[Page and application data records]
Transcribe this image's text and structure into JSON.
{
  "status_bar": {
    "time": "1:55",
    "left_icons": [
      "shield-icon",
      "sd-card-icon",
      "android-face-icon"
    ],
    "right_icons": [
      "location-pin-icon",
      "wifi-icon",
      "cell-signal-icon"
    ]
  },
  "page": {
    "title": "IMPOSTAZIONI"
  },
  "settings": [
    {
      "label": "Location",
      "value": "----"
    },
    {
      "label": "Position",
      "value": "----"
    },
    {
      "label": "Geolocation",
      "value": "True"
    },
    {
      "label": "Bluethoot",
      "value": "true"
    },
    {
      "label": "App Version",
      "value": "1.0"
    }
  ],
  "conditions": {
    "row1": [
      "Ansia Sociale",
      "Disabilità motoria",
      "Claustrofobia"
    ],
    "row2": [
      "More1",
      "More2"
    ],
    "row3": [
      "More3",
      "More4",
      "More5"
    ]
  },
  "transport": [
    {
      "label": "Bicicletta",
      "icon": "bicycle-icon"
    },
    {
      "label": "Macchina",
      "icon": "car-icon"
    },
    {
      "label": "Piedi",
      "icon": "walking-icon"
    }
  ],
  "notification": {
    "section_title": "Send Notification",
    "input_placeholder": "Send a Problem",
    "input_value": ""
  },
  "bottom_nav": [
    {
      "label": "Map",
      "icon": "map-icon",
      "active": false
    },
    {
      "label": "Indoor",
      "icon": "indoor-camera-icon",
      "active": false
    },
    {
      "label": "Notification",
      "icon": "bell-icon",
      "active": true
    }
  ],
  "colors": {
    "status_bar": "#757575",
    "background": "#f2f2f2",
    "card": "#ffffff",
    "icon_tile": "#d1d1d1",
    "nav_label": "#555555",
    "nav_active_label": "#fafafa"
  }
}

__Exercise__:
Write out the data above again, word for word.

__Result of the exercise__:
Transcribe this image's text and structure into JSON.
{
  "status_bar": {
    "time": "1:55",
    "left_icons": [
      "shield-icon",
      "sd-card-icon",
      "android-face-icon"
    ],
    "right_icons": [
      "location-pin-icon",
      "wifi-icon",
      "cell-signal-icon"
    ]
  },
  "page": {
    "title": "IMPOSTAZIONI"
  },
  "settings": [
    {
      "label": "Location",
      "value": "----"
    },
    {
      "label": "Position",
      "value": "----"
    },
    {
      "label": "Geolocation",
      "value": "True"
    },
    {
      "label": "Bluethoot",
      "value": "true"
    },
    {
      "label": "App Version",
      "value": "1.0"
    }
  ],
  "conditions": {
    "row1": [
      "Ansia Sociale",
      "Disabilità motoria",
      "Claustrofobia"
    ],
    "row2": [
      "More1",
      "More2"
    ],
    "row3": [
      "More3",
      "More4",
      "More5"
    ]
  },
  "transport": [
    {
      "label": "Bicicletta",
      "icon": "bicycle-icon"
    },
    {
      "label": "Macchina",
      "icon": "car-icon"
    },
    {
      "label": "Piedi",
      "icon": "walking-icon"
    }
  ],
  "notification": {
    "section_title": "Send Notification",
    "input_placeholder": "Send a Problem",
    "input_value": ""
  },
  "bottom_nav": [
    {
      "label": "Map",
      "icon": "map-icon",
      "active": false
    },
    {
      "label": "Indoor",
      "icon": "indoor-camera-icon",
      "active": false
    },
    {
      "label": "Notification",
      "icon": "bell-icon",
      "active": true
    }
  ],
  "colors": {
    "status_bar": "#757575",
    "background": "#f2f2f2",
    "card": "#ffffff",
    "icon_tile": "#d1d1d1",
    "nav_label": "#555555",
    "nav_active_label": "#fafafa"
  }
}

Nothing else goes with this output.